An attendant at the Primary Healthcare Centre in Angware, Plateau State, the improved cook stove project presented a mix of benefits to her. She listed some of them this way, “…my pots don’t get stained, I spend less in cooking, it cooks faster and my eyes feel better now because of the less smoke.”
Job creation and the empowerment of women seem to be increasingly important. How did the project help drive employment generation and the empowerment of women?
In line with Christian Aid’s gender focus, one of the objectives for the Improved Cookstove for Community Development (ICCD) project was to support the emergence of an active cook stoves market where cook stoves are available at affordable prices, where women especially would have opportunities for setting up small businesses in cook stove commercialization to support household livelihoods. To achieve this objective, 13 women were trained as community based entrepreneurs. The 13 women received training in business management, book keeping and customer relations. All the community based volunteers trained in the course of the project were also women.
The project also contributed to the enhancement of the quality of lives and protection of women who are vulnerable in the society. Through community outreaches and awareness activities, 372 females were made aware of clean and improved cook stoves.
If you are asked to advise the new government in Nigeria on policy options, what are the three most important things the government can do to expand the clean cookstoves market?
Economic and financial barriers are a major challenge faced by potential users of improved cook stoves. To ameliorate the seemingly huge cost of purchase of improved cook stoves, the government could offer tax waivers to the manufacturers to reduce the cost of the stoves, they could also subsidize the cost of the cook stoves from the manufacturers or offer loans to entrepreneurs and women self-help groups to manufacture and sell the cook stoves at more affordable prices.
Information and network barriers are also hindrances to the adoption of improved cook stoves (ICS). People cannot adopt methods that they know nothing about especially if they do not understand the risks of existing methods. Government agencies like Ministries of Health, media agencies and health centres can initiate capacity building programmes and also build awareness of the existence and benefits of ICS. Local governments can also be engaged to facilitate awareness and adoption of improved cook stoves.
Partnership with non-governmental organisations and other civil society groups can be part of government policy to facilitate spread and use of ICS. Many development agencies can and are willing to provide support to government, communities, institutions and individuals to promote use of ICS. The government can build on these potential partnerships.
If an enabling environment is not created by government, what future risks do you envisage?
All barriers to awareness and adoption of ICS can be overcome. Non creation of an enabling environment by the government will not necessarily stop awareness, knowledge and use of ICS. However, health risks, environmental risks and economic disempowerment will continue to be threats where use of ICS is not promoted and adopted.
What are your suggestions for moving the cooking energy market forward in Nigeria?
Awareness of the hazards of traditional fuel wood stoves should be created. Access to ICS should be created.
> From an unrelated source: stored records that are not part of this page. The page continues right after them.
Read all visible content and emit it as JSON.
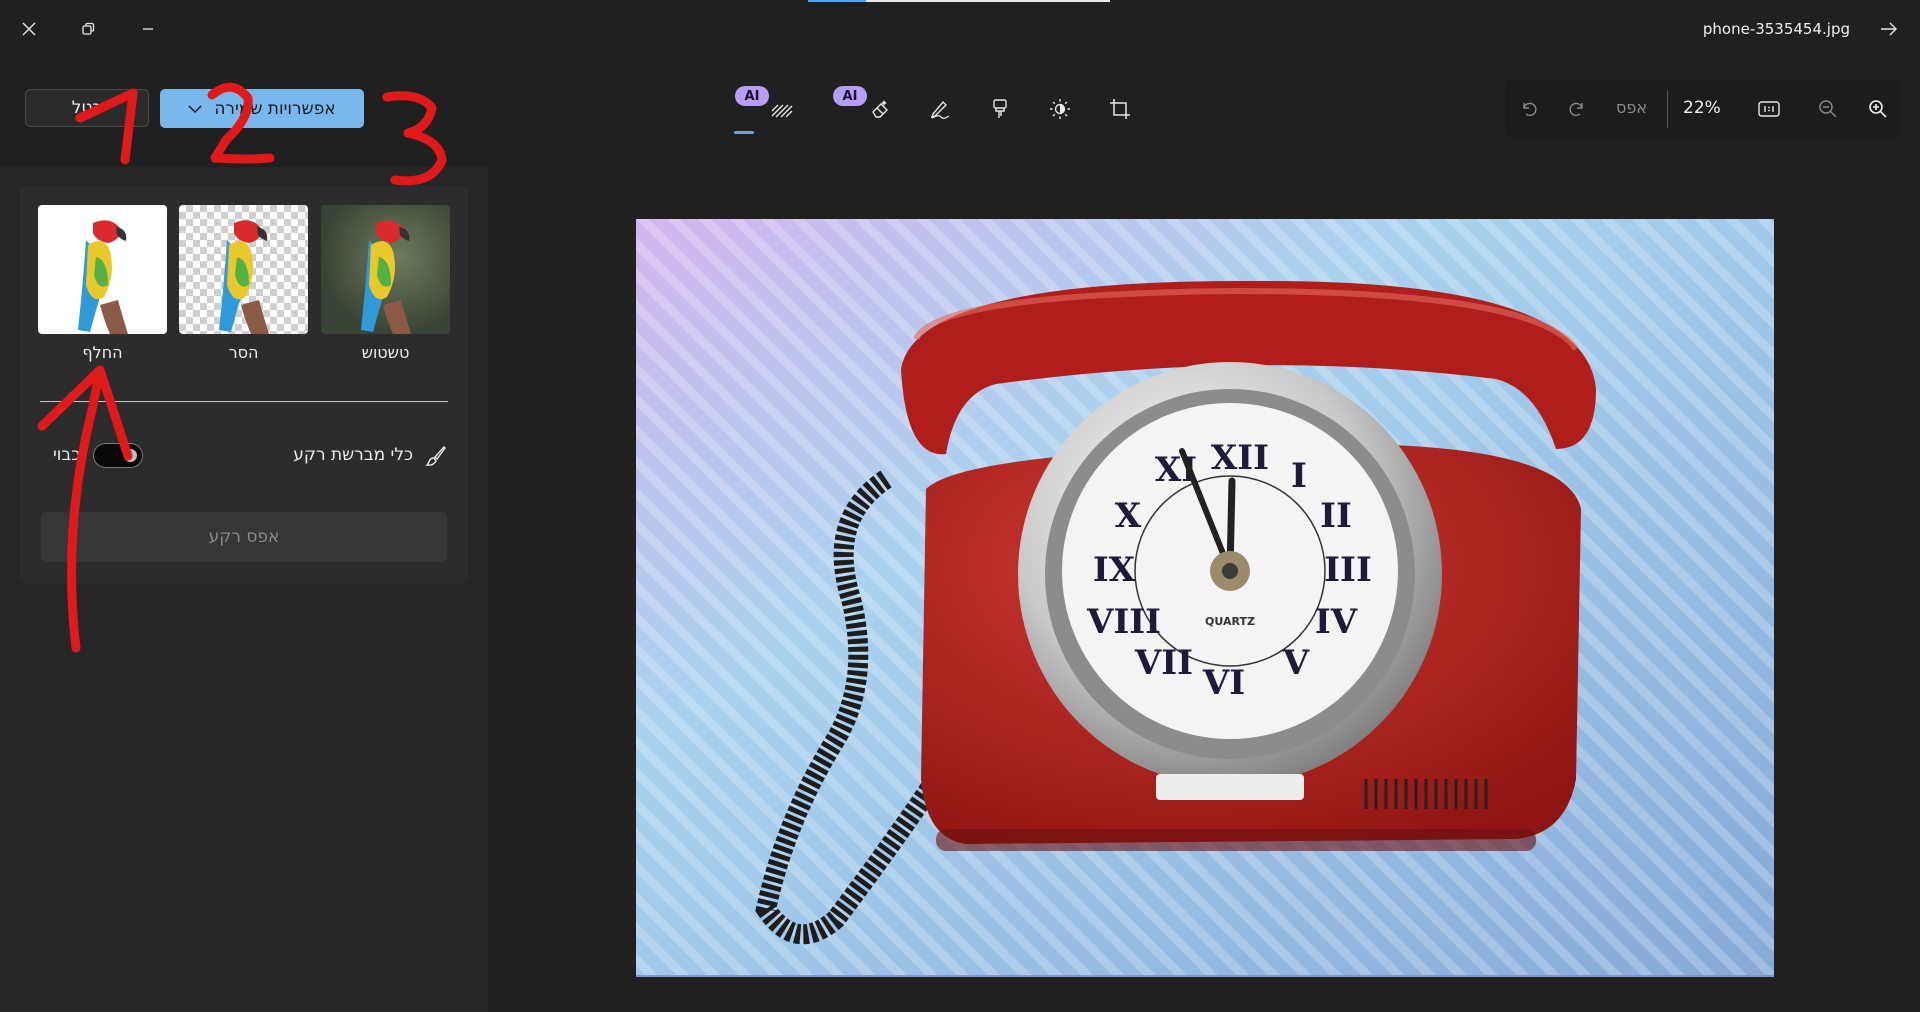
{
  "window": {
    "file_name": "phone-3535454.jpg",
    "close_icon": "close-icon",
    "restore_icon": "restore-icon",
    "minimize_icon": "minimize-icon",
    "forward_icon": "arrow-right-icon"
  },
  "actions": {
    "cancel_label": "בטל",
    "save_label": "אפשרויות שמירה",
    "save_dropdown_icon": "chevron-down-icon"
  },
  "tools": {
    "ai_badge": "AI",
    "items": [
      {
        "name": "background-tool",
        "icon": "background-icon",
        "ai": true,
        "selected": true
      },
      {
        "name": "erase-tool",
        "icon": "eraser-icon",
        "ai": true,
        "selected": false
      },
      {
        "name": "markup-tool",
        "icon": "pen-icon",
        "ai": false,
        "selected": false
      },
      {
        "name": "filter-tool",
        "icon": "filter-icon",
        "ai": false,
        "selected": false
      },
      {
        "name": "adjust-tool",
        "icon": "brightness-icon",
        "ai": false,
        "selected": false
      },
      {
        "name": "crop-tool",
        "icon": "crop-icon",
        "ai": false,
        "selected": false
      }
    ]
  },
  "zoom": {
    "undo_icon": "undo-icon",
    "redo_icon": "redo-icon",
    "reset_label": "אפס",
    "value": "22%",
    "actual_size_icon": "actual-size-icon",
    "zoom_out_icon": "zoom-out-icon",
    "zoom_in_icon": "zoom-in-icon"
  },
  "background_panel": {
    "options": [
      {
        "label": "טשטוש",
        "icon": "blur-background-thumbnail"
      },
      {
        "label": "הסר",
        "icon": "remove-background-thumbnail"
      },
      {
        "label": "החלף",
        "icon": "replace-background-thumbnail"
      }
    ],
    "brush_label": "כלי מברשת רקע",
    "brush_icon": "brush-icon",
    "toggle_label": "כבוי",
    "toggle_state": "off",
    "reset_label": "אפס רקע"
  },
  "annotations": {
    "one": "1",
    "two": "2",
    "three": "3",
    "color": "#e0191b"
  },
  "colors": {
    "accent": "#79b8ec",
    "ai_badge": "#b79df5",
    "background": "#202020",
    "phone_red": "#b01e1c"
  }
}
Training on manufacture and sale of ICS should be offered to improve access to ICS and reduce the initial cost of purchase. To ensure use of ICS at all times, cook stoves with bigger capacity to cook large quantities should be manufactured. Policies which will support adoption of ICS could be formulated by the government the policies could be included in the National Health Act.